=== Data supplied ===
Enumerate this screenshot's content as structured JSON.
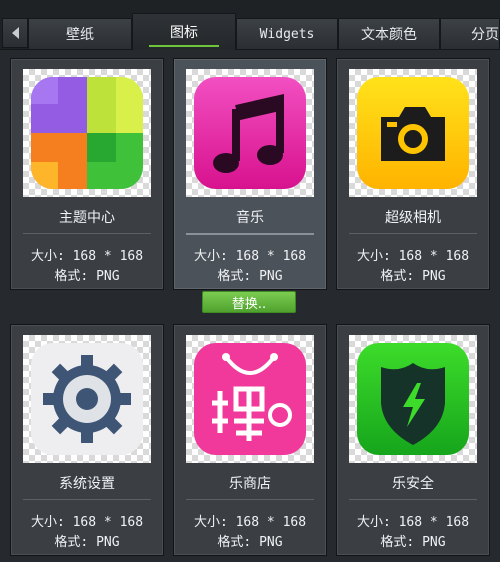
{
  "tabs": [
    {
      "label": "壁纸"
    },
    {
      "label": "图标"
    },
    {
      "label": "Widgets"
    },
    {
      "label": "文本颜色"
    },
    {
      "label": "分页"
    }
  ],
  "active_tab": "图标",
  "replace_button_label": "替换..",
  "cards": [
    {
      "name": "主题中心",
      "size": "大小: 168 * 168",
      "format": "格式: PNG",
      "icon": "theme-center-icon"
    },
    {
      "name": "音乐",
      "size": "大小: 168 * 168",
      "format": "格式: PNG",
      "icon": "music-icon"
    },
    {
      "name": "超级相机",
      "size": "大小: 168 * 168",
      "format": "格式: PNG",
      "icon": "camera-icon"
    },
    {
      "name": "系统设置",
      "size": "大小: 168 * 168",
      "format": "格式: PNG",
      "icon": "settings-gear-icon"
    },
    {
      "name": "乐商店",
      "size": "大小: 168 * 168",
      "format": "格式: PNG",
      "icon": "store-bag-icon"
    },
    {
      "name": "乐安全",
      "size": "大小: 168 * 168",
      "format": "格式: PNG",
      "icon": "security-shield-icon"
    }
  ],
  "colors": {
    "accent": "#6ec43a",
    "background": "#262a2e",
    "card": "#3b3f44"
  }
}
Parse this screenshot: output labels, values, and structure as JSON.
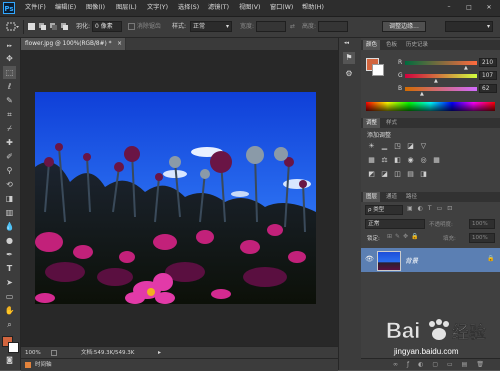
{
  "app": {
    "logo_text": "Ps"
  },
  "menu": [
    "文件(F)",
    "编辑(E)",
    "图像(I)",
    "图层(L)",
    "文字(Y)",
    "选择(S)",
    "滤镜(T)",
    "视图(V)",
    "窗口(W)",
    "帮助(H)"
  ],
  "window_controls": {
    "minimize": "–",
    "maximize": "□",
    "close": "✕"
  },
  "options_bar": {
    "feather_label": "羽化:",
    "feather_value": "0 像素",
    "antialias_label": "消除锯齿",
    "style_label": "样式:",
    "style_value": "正常",
    "width_label": "宽度:",
    "height_label": "高度:",
    "refine_button": "调整边缘..."
  },
  "document": {
    "tab_title": "flower.jpg @ 100%(RGB/8#) *",
    "close": "×"
  },
  "status": {
    "zoom": "100%",
    "doc_info": "文档:549.3K/549.3K"
  },
  "timeline": {
    "label": "时间轴"
  },
  "color_panel": {
    "tabs": [
      "颜色",
      "色板",
      "历史记录"
    ],
    "foreground_color": "#d2653e",
    "background_color": "#ffffff",
    "r": {
      "label": "R",
      "value": "210"
    },
    "g": {
      "label": "G",
      "value": "107"
    },
    "b": {
      "label": "B",
      "value": "62"
    }
  },
  "adjustments_panel": {
    "tabs": [
      "调整",
      "样式"
    ],
    "title": "添加调整",
    "icons": [
      "brightness-icon",
      "levels-icon",
      "curves-icon",
      "exposure-icon",
      "vibrance-icon",
      "hue-icon",
      "balance-icon",
      "bw-icon",
      "photo-filter-icon",
      "channel-mixer-icon",
      "lookup-icon",
      "invert-icon",
      "posterize-icon",
      "threshold-icon",
      "gradient-map-icon",
      "selective-color-icon"
    ]
  },
  "layers_panel": {
    "tabs": [
      "图层",
      "通道",
      "路径"
    ],
    "filter_label": "ρ 类型",
    "blend_mode": "正常",
    "opacity_label": "不透明度:",
    "opacity_value": "100%",
    "lock_label": "锁定:",
    "fill_label": "填充:",
    "fill_value": "100%",
    "layers": [
      {
        "name": "背景",
        "locked": true
      }
    ]
  },
  "watermark": {
    "brand": "Bai",
    "brand2": "经验",
    "url": "jingyan.baidu.com"
  }
}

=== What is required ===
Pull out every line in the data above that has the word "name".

=== Reply ===
      "name": "主题中心",
      "name": "音乐",
      "name": "超级相机",
      "name": "系统设置",
      "name": "乐商店",
      "name": "乐安全",
        "name": "背景",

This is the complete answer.